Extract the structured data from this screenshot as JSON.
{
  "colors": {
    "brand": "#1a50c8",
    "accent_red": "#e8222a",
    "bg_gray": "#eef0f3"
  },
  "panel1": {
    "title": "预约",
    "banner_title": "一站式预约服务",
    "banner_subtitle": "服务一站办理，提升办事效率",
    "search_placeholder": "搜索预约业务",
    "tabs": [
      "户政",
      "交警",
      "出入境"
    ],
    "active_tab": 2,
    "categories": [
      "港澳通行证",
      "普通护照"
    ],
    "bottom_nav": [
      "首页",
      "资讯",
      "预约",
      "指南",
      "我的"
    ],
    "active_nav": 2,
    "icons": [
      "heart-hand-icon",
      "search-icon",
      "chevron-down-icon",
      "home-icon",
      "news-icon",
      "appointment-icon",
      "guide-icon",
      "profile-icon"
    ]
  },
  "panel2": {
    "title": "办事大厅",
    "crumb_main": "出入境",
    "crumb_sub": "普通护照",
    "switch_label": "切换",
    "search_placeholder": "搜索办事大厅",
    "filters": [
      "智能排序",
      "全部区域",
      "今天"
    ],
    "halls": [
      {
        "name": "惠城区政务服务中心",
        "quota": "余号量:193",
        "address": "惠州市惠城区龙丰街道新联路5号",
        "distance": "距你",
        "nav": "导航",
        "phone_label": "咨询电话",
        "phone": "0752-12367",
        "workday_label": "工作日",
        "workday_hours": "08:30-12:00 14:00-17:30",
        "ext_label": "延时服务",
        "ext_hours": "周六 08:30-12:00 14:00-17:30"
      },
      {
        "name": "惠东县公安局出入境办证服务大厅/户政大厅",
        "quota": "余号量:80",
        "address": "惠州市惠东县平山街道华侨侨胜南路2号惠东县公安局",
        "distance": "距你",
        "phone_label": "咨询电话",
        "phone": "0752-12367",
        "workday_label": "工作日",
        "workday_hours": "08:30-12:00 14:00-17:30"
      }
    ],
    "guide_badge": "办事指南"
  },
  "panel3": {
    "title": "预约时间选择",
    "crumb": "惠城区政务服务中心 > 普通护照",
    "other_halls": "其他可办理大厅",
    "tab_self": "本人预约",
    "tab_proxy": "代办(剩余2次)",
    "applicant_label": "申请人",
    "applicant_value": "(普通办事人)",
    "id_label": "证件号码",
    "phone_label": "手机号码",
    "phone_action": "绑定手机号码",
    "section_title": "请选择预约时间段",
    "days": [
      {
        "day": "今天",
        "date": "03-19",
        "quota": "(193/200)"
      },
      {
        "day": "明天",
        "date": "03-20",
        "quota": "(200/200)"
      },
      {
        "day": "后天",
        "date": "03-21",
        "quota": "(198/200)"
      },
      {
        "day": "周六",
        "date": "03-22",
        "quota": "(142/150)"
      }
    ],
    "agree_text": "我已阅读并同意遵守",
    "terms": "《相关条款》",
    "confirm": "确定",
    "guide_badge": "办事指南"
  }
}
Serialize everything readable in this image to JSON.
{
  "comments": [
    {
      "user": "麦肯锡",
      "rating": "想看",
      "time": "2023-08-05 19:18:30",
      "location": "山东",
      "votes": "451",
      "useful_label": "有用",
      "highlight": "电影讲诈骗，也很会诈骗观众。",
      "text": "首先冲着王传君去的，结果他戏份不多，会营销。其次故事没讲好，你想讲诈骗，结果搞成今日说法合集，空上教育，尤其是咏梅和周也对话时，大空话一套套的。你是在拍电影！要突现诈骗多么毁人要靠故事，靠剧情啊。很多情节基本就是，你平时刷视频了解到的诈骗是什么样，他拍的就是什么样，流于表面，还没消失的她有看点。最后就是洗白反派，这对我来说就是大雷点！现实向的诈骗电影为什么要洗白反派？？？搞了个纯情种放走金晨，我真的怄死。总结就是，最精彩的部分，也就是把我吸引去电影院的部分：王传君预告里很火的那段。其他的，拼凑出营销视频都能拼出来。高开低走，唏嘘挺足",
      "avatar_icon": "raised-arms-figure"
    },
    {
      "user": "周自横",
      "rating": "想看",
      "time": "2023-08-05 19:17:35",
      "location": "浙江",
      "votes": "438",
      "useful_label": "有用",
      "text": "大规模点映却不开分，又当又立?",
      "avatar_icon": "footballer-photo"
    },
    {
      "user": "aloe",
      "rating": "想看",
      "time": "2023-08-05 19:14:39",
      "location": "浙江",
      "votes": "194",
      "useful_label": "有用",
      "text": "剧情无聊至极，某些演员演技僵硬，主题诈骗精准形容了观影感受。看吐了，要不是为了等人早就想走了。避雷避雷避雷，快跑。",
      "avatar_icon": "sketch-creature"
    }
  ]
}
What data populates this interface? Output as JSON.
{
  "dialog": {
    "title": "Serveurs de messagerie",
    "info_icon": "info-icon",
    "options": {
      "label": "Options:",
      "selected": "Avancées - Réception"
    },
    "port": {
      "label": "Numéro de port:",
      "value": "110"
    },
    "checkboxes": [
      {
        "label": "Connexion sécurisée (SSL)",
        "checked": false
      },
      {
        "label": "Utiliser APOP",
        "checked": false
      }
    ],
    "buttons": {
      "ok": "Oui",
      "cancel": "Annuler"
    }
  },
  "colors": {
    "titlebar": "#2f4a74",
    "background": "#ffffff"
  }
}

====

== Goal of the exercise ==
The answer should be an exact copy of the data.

== Exercise answer ==
Extract the structured data from this screenshot as JSON.
{
  "colors": {
    "brand": "#1a50c8",
    "accent_red": "#e8222a",
    "bg_gray": "#eef0f3"
  },
  "panel1": {
    "title": "预约",
    "banner_title": "一站式预约服务",
    "banner_subtitle": "服务一站办理，提升办事效率",
    "search_placeholder": "搜索预约业务",
    "tabs": [
      "户政",
      "交警",
      "出入境"
    ],
    "active_tab": 2,
    "categories": [
      "港澳通行证",
      "普通护照"
    ],
    "bottom_nav": [
      "首页",
      "资讯",
      "预约",
      "指南",
      "我的"
    ],
    "active_nav": 2,
    "icons": [
      "heart-hand-icon",
      "search-icon",
      "chevron-down-icon",
      "home-icon",
      "news-icon",
      "appointment-icon",
      "guide-icon",
      "profile-icon"
    ]
  },
  "panel2": {
    "title": "办事大厅",
    "crumb_main": "出入境",
    "crumb_sub": "普通护照",
    "switch_label": "切换",
    "search_placeholder": "搜索办事大厅",
    "filters": [
      "智能排序",
      "全部区域",
      "今天"
    ],
    "halls": [
      {
        "name": "惠城区政务服务中心",
        "quota": "余号量:193",
        "address": "惠州市惠城区龙丰街道新联路5号",
        "distance": "距你",
        "nav": "导航",
        "phone_label": "咨询电话",
        "phone": "0752-12367",
        "workday_label": "工作日",
        "workday_hours": "08:30-12:00 14:00-17:30",
        "ext_label": "延时服务",
        "ext_hours": "周六 08:30-12:00 14:00-17:30"
      },
      {
        "name": "惠东县公安局出入境办证服务大厅/户政大厅",
        "quota": "余号量:80",
        "address": "惠州市惠东县平山街道华侨侨胜南路2号惠东县公安局",
        "distance": "距你",
        "phone_label": "咨询电话",
        "phone": "0752-12367",
        "workday_label": "工作日",
        "workday_hours": "08:30-12:00 14:00-17:30"
      }
    ],
    "guide_badge": "办事指南"
  },
  "panel3": {
    "title": "预约时间选择",
    "crumb": "惠城区政务服务中心 > 普通护照",
    "other_halls": "其他可办理大厅",
    "tab_self": "本人预约",
    "tab_proxy": "代办(剩余2次)",
    "applicant_label": "申请人",
    "applicant_value": "(普通办事人)",
    "id_label": "证件号码",
    "phone_label": "手机号码",
    "phone_action": "绑定手机号码",
    "section_title": "请选择预约时间段",
    "days": [
      {
        "day": "今天",
        "date": "03-19",
        "quota": "(193/200)"
      },
      {
        "day": "明天",
        "date": "03-20",
        "quota": "(200/200)"
      },
      {
        "day": "后天",
        "date": "03-21",
        "quota": "(198/200)"
      },
      {
        "day": "周六",
        "date": "03-22",
        "quota": "(142/150)"
      }
    ],
    "agree_text": "我已阅读并同意遵守",
    "terms": "《相关条款》",
    "confirm": "确定",
    "guide_badge": "办事指南"
  }
}
Serialize everything readable in this image to JSON.
{
  "comments": [
    {
      "user": "麦肯锡",
      "rating": "想看",
      "time": "2023-08-05 19:18:30",
      "location": "山东",
      "votes": "451",
      "useful_label": "有用",
      "highlight": "电影讲诈骗，也很会诈骗观众。",
      "text": "首先冲着王传君去的，结果他戏份不多，会营销。其次故事没讲好，你想讲诈骗，结果搞成今日说法合集，空上教育，尤其是咏梅和周也对话时，大空话一套套的。你是在拍电影！要突现诈骗多么毁人要靠故事，靠剧情啊。很多情节基本就是，你平时刷视频了解到的诈骗是什么样，他拍的就是什么样，流于表面，还没消失的她有看点。最后就是洗白反派，这对我来说就是大雷点！现实向的诈骗电影为什么要洗白反派？？？搞了个纯情种放走金晨，我真的怄死。总结就是，最精彩的部分，也就是把我吸引去电影院的部分：王传君预告里很火的那段。其他的，拼凑出营销视频都能拼出来。高开低走，唏嘘挺足",
      "avatar_icon": "raised-arms-figure"
    },
    {
      "user": "周自横",
      "rating": "想看",
      "time": "2023-08-05 19:17:35",
      "location": "浙江",
      "votes": "438",
      "useful_label": "有用",
      "text": "大规模点映却不开分，又当又立?",
      "avatar_icon": "footballer-photo"
    },
    {
      "user": "aloe",
      "rating": "想看",
      "time": "2023-08-05 19:14:39",
      "location": "浙江",
      "votes": "194",
      "useful_label": "有用",
      "text": "剧情无聊至极，某些演员演技僵硬，主题诈骗精准形容了观影感受。看吐了，要不是为了等人早就想走了。避雷避雷避雷，快跑。",
      "avatar_icon": "sketch-creature"
    }
  ]
}
What data populates this interface? Output as JSON.
{
  "dialog": {
    "title": "Serveurs de messagerie",
    "info_icon": "info-icon",
    "options": {
      "label": "Options:",
      "selected": "Avancées - Réception"
    },
    "port": {
      "label": "Numéro de port:",
      "value": "110"
    },
    "checkboxes": [
      {
        "label": "Connexion sécurisée (SSL)",
        "checked": false
      },
      {
        "label": "Utiliser APOP",
        "checked": false
      }
    ],
    "buttons": {
      "ok": "Oui",
      "cancel": "Annuler"
    }
  },
  "colors": {
    "titlebar": "#2f4a74",
    "background": "#ffffff"
  }
}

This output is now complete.